The former congressman represented Brooklyn in the State Assembly from 1975 to 1982, then in the House of Representatives from 1983 to 2007. After retiring, Owens died in October 2013 from heart failure.
He was succeeded in office by Congresswoman Yvette Clarke, whom, along with Senators Kirsten Gillibrand and Chuck Schumer, passed legislation late last year to rename the post office at 1234 Saint Johns Place.
Clarke said her predecessor’s legacy is defined by integrity, dedication and empowerment of the community.
“Major gave a lifetime of service,” she said. “He put action to his passion.”
Last Friday morning, dozens of community members, elected officials and postal workers gathered at the Beulah Church of the Nazarene in Crown Heights to pay tribute to Owens’s contributions and impact on the borough.
Clarke, whose family had a political rivalry with Owens, recalled the “days of rough and tumble politics.” But before the duels, she said, there was a mutual love for community and public service.
The congresswoman highlighted her predecessor’s passion for education and civil rights. Prior to serving in elected office, Owens was a librarian for the Brooklyn Public Library.
He also served as the vice president of the Metropolitan Council of Housing, executive director of the Brownsville Community Council and chairman of the Brooklyn Congress of Racial Equality (CORE).
“Major Owens is the father of progressive politics,” Clarke said. “He really stretched his vision, recognizing so many of the values we’re fighting for right now.”
She noted that he was known in Congress as the “Rapping Rep,” infusing poetry into his political speech.
“He shared with us a vision for who we should be as a community,” Clarke added, “who this nation should be in embracing us as a people.”
Former Congressman Ed Towns, who served in the halls of the Capitol with Owens for 24 years, said his colleague was known for his integrity.
“When he was for something, he was for it,” Towns said. “You didn’t have to come back and check with him to find out if he was still going to vote for something.”
He recalled fondly the moment Owens convinced him to run for chair of the Congressional Black Caucus in the early 1990s. According to Towns, the late congressman only gave him one night to mull over the chairmanship.
“At 7:30 in the morning, he calls me. He says, ‘I’m putting together a team for you,’” Towns recalled. “He was that kind of person.”
“I just can’t think of anybody that you can name this post office after other than Major Owens,” he added. “He deserves it, Brooklyn deserves it.”
Christopher Owens, the late congressman’s son, said if his father was still here, he would be educating the community about the importance of communication, connecting with each other and exchanging information.
“He saluted the power of ideas,” he said. “He stated that those who control the ideas would be the most powerful people on earth.”
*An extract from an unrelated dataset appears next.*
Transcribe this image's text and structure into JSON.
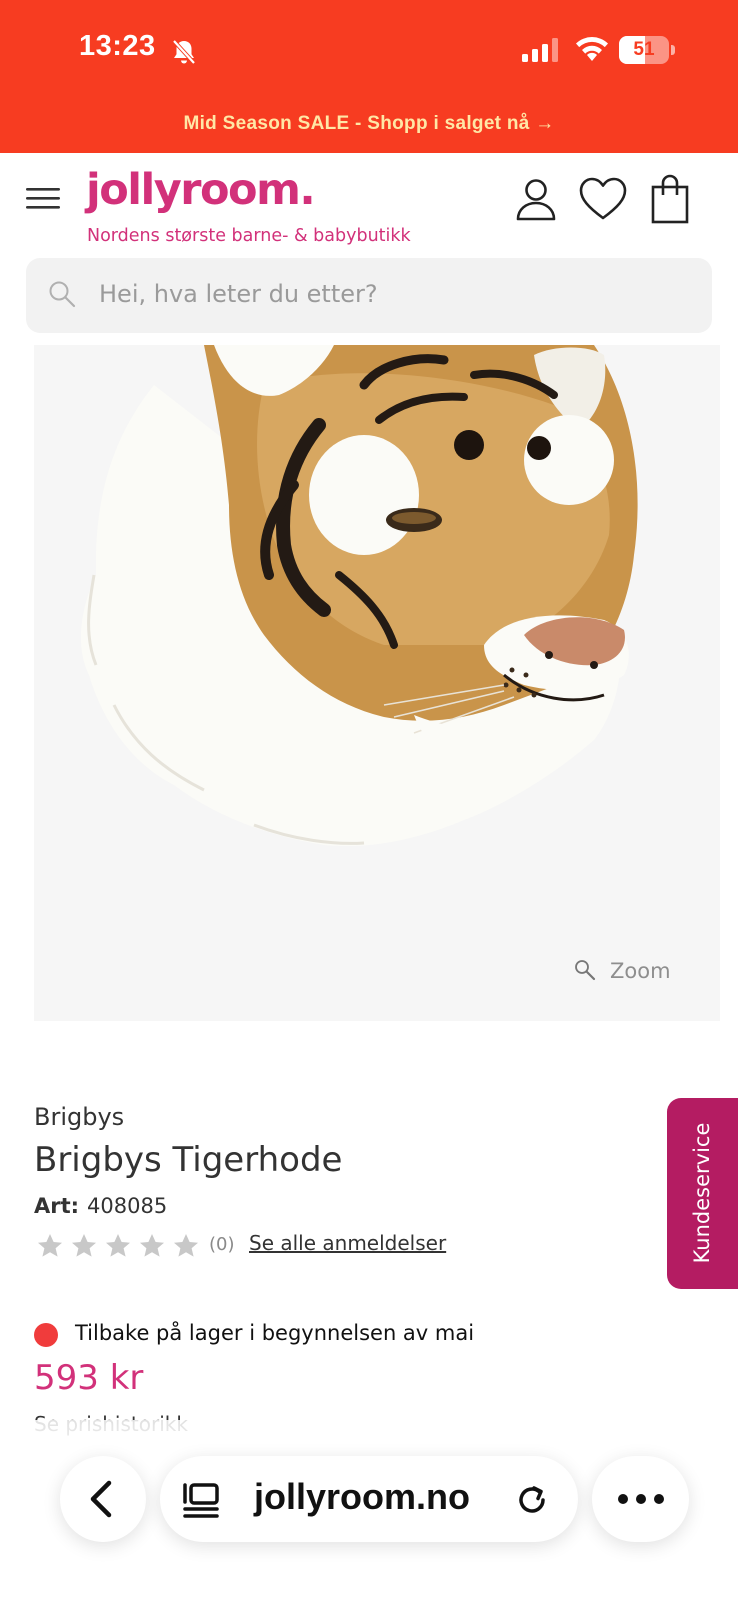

Owens added that his family is moving forward with other measures to honor his father’s memory. Among them are possibly renaming Eastern Parkway as “Major Owens Parkway” and renaming a high school after him.
“That’s all part of the plan,” Owens said.